_What needs to be done_.
Whenever a line of the records below contains the word "value", copy that line.

_Data for analysis_.
━━━━
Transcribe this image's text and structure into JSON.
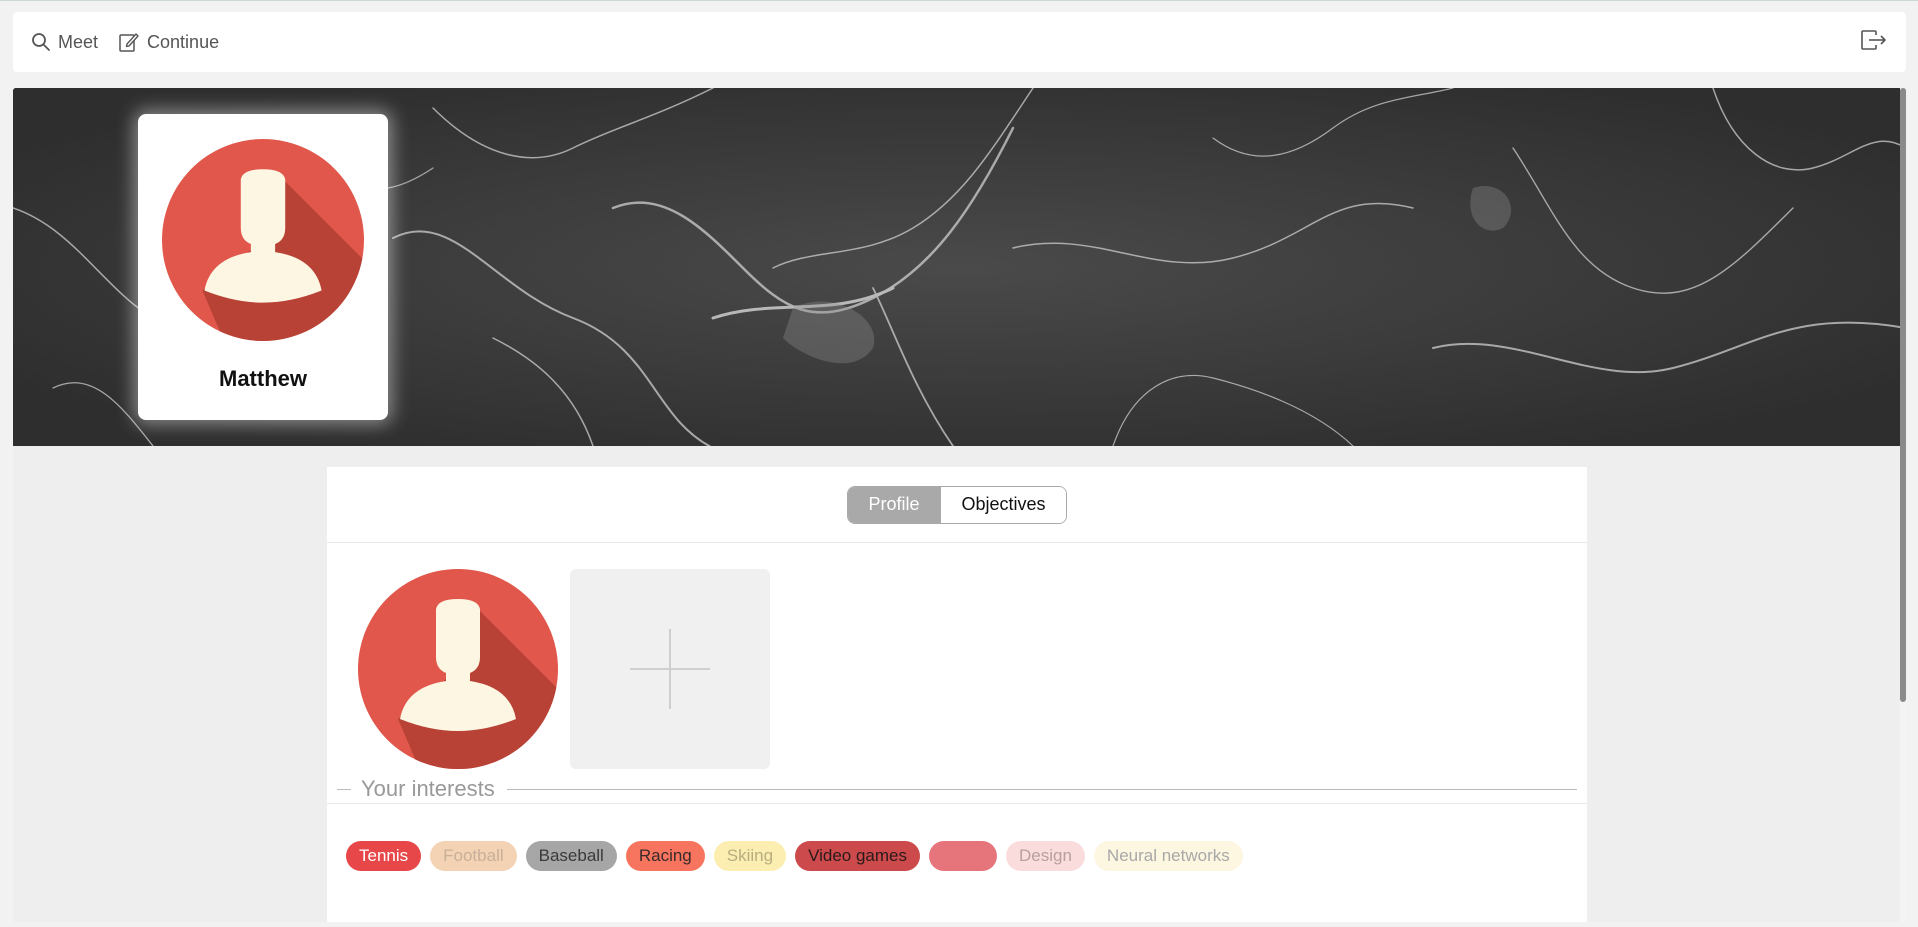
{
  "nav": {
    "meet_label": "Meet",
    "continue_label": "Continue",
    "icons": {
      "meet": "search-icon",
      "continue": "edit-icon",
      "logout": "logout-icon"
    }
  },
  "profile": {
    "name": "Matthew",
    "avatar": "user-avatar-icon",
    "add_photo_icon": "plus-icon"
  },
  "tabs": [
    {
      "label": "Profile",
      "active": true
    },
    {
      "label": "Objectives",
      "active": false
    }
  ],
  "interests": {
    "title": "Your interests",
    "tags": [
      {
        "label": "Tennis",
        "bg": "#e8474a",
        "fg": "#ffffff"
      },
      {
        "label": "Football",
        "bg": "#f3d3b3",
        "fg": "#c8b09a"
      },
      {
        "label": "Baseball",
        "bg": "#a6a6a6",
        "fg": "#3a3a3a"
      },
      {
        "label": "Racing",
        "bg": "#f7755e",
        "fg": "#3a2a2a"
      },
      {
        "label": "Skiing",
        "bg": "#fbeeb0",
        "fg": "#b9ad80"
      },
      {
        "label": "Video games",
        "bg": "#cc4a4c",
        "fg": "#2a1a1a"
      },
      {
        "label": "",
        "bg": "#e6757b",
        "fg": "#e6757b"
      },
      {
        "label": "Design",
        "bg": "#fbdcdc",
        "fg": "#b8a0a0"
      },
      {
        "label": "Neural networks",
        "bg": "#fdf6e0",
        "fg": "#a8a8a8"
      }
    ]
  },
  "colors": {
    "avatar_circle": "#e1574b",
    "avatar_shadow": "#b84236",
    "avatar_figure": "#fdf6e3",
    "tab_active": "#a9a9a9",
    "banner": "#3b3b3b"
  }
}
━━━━
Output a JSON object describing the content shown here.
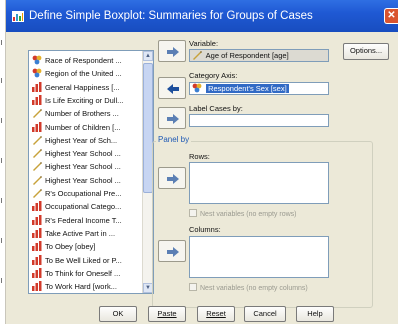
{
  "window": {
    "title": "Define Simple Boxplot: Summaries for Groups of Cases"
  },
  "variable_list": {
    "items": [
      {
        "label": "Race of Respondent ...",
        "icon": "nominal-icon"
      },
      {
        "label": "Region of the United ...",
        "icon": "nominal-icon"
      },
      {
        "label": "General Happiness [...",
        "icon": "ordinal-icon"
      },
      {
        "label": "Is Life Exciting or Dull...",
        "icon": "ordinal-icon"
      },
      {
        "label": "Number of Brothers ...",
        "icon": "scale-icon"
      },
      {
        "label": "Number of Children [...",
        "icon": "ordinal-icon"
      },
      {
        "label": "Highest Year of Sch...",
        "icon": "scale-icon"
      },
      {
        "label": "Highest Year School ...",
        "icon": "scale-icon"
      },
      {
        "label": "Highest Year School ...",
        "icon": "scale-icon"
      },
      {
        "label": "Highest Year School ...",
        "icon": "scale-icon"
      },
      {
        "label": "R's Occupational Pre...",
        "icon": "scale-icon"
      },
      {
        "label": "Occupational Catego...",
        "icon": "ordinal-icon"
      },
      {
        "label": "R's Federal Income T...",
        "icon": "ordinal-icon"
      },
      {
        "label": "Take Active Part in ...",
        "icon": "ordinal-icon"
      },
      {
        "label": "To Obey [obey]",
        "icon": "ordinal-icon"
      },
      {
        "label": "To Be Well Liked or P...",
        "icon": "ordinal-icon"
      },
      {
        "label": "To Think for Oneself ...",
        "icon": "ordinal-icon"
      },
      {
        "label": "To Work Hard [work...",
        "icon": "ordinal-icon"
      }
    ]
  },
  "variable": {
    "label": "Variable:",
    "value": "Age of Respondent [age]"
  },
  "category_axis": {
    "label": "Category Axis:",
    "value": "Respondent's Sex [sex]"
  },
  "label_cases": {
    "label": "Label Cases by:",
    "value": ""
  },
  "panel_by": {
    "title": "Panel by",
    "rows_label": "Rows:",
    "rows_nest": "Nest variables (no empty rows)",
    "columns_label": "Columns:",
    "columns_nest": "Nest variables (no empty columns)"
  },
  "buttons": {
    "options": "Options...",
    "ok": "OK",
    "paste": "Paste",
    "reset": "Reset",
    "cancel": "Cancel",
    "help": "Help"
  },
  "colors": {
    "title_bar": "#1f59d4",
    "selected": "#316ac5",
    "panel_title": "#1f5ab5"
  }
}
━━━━
_Answer to this problem_.
    "value": "Age of Respondent [age]"
    "value": "Respondent's Sex [sex]"
    "value": ""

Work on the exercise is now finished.